Only a few mummified dinosaurs exist, and researchers Dakota may have most and 
best-preserved skin. It has been the subject of a children's book and an adult 
book, and National Geographic television programs.

Masterpiece International Shipping, which specializes in packing up and 
shipping items like paintings and relics, handled the big cargo. It was taken 
by truck to Chicago and then flown to Japan.

"They treated (Dakota) with the utmost respect," Lyson said.

A spokeswoman for New York-based Masterpiece International said the company 
does not comment on its operations.

The exhibit's sponsors, which include Japanese electronics and automobile 
companies, paid for the move, which Lyson estimated to be in the tens of 
thousands of dollars.

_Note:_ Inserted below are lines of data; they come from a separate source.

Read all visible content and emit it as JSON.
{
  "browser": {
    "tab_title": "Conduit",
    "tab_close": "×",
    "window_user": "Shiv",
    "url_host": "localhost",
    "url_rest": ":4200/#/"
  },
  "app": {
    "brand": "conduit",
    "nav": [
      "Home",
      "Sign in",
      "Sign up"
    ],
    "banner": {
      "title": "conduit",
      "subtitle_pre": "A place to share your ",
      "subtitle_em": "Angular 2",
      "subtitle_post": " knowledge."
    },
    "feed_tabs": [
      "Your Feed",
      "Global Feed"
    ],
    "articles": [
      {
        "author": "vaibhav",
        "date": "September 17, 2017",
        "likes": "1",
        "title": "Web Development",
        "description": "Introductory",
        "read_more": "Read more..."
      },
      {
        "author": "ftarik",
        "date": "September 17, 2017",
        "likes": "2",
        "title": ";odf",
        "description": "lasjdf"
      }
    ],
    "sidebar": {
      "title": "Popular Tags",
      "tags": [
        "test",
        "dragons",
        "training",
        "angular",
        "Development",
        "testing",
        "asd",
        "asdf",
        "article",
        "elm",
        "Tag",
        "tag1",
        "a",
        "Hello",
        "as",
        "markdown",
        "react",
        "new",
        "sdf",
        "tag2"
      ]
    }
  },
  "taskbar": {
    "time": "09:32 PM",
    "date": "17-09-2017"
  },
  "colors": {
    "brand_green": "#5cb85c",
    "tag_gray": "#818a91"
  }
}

Lyson, who traveled to Japan with his parents, said that visitors to the 
exhibit are funneled through various displays, with Dakota saved for last.

"Of all the featured things, this was the grand finale," Lyson said.

Hoganson said he and Lyson gave a presentation on the fossil.

"It was a packed house," Hoganson said. "About 500 people paid money to come 
listen to us talk in English about dinosaurs."

The exhibition runs through Sept. 27, and Dakota is slated to return to 
Bismarck next month.

Its tail and arm will go on display in late October at the North Dakota 
Heritage Center in Bismarck, Hoganson said. In a back room, paleontologists 
will continue the detailed work of removing rock that encases Dakota, he said.

Lyson hopes to eventually send Dakota on a worldwide tour and then bring it 
back to his hometown of Marmarth, in North Dakota's southwestern corner, where 
he is creating a museum.

"The money we're getting from the Japanese will help finish preparation on it," 
Lyson said, though he declined to specify that figure.

Hoganson said he thought the Japanese have more fascination with dinosaurs than 
other countries.

"It's interesting because they don't have hardly any dinosaur fossils found in 
Japan," he said. "I think it may be because the movies, like Godzilla